**GOAL OF THE EXERCISE**: Search the records below for the word "sistema". Pull out each line that has it.

-------

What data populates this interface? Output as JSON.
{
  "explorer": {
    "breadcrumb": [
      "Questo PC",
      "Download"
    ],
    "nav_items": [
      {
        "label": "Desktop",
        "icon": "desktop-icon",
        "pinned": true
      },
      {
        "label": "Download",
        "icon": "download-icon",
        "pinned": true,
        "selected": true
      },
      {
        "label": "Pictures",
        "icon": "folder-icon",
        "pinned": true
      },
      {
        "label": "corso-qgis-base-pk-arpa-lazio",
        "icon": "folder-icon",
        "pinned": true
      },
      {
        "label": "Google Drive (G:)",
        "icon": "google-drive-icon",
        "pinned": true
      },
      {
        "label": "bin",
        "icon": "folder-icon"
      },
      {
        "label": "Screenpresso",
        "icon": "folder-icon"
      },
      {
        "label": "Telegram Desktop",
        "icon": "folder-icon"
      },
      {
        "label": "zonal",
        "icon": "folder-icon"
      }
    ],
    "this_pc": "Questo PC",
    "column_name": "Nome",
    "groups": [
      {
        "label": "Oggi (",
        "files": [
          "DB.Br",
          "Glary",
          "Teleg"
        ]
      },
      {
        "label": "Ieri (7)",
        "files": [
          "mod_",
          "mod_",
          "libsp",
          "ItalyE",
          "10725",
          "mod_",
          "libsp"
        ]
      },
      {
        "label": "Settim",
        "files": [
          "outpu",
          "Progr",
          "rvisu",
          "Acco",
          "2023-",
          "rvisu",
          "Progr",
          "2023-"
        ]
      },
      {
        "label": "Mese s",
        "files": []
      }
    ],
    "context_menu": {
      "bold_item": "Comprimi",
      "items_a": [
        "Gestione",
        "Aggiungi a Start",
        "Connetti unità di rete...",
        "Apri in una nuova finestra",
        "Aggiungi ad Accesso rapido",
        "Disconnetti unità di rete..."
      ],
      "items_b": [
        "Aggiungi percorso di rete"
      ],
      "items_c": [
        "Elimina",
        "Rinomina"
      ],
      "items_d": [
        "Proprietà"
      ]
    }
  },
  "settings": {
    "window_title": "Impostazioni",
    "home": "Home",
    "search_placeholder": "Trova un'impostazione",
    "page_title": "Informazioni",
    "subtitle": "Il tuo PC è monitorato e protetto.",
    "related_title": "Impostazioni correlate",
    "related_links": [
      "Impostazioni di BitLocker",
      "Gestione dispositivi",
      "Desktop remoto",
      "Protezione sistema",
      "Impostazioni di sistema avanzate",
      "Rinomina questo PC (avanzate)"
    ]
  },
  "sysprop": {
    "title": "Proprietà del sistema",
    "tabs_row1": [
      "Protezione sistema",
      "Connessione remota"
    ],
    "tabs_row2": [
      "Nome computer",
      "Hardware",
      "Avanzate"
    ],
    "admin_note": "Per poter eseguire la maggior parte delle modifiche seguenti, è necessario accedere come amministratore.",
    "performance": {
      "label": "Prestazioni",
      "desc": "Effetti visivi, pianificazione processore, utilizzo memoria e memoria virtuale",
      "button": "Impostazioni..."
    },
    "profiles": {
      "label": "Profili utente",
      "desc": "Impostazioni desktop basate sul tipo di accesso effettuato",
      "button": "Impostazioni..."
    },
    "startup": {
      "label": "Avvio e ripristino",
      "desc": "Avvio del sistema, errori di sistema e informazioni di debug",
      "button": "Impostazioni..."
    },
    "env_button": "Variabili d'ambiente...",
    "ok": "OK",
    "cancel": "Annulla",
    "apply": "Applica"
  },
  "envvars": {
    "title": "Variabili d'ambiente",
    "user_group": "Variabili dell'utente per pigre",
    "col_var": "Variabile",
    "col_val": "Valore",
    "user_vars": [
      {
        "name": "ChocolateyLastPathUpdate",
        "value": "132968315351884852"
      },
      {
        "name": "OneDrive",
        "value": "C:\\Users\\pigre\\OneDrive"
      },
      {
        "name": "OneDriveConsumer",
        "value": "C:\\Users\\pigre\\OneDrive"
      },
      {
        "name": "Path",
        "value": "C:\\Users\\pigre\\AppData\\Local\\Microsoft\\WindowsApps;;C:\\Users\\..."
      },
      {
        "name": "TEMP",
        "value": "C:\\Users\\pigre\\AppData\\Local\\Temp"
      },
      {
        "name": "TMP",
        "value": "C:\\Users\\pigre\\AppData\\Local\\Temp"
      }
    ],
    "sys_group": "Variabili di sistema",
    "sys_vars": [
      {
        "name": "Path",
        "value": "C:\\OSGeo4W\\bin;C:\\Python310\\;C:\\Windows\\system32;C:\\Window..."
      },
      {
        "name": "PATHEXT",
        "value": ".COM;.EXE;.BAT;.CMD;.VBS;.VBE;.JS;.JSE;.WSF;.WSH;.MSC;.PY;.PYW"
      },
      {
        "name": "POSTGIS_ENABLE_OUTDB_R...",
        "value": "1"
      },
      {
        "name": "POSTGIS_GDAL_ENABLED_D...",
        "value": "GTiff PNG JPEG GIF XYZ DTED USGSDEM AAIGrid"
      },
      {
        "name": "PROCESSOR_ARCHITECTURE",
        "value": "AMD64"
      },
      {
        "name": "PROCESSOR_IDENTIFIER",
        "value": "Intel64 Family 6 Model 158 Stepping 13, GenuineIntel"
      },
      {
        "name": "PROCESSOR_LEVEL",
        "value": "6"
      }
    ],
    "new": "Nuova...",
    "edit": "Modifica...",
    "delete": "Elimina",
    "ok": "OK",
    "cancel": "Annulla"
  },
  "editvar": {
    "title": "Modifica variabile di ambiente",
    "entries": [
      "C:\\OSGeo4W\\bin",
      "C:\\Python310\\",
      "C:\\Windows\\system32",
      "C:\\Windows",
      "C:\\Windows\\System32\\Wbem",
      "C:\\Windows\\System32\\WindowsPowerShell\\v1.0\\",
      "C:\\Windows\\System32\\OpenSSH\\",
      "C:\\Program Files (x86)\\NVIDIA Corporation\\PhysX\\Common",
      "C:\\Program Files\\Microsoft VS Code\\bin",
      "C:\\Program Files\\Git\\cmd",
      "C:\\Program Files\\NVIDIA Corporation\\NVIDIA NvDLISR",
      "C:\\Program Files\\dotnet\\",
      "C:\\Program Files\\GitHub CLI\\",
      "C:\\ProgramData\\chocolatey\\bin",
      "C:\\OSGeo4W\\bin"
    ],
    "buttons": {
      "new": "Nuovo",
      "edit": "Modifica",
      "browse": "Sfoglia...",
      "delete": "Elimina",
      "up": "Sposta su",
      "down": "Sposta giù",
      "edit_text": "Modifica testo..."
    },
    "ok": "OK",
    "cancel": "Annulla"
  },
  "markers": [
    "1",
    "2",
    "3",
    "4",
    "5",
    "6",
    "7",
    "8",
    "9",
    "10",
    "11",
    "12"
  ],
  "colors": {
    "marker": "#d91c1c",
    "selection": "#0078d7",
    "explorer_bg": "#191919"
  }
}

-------

**SOLUTION TO THIS PROBLEM**:
      "Protezione sistema",
      "Impostazioni di sistema avanzate",
    "title": "Proprietà del sistema",
      "Protezione sistema",
      "desc": "Avvio del sistema, errori di sistema e informazioni di debug",
    "sys_group": "Variabili di sistema",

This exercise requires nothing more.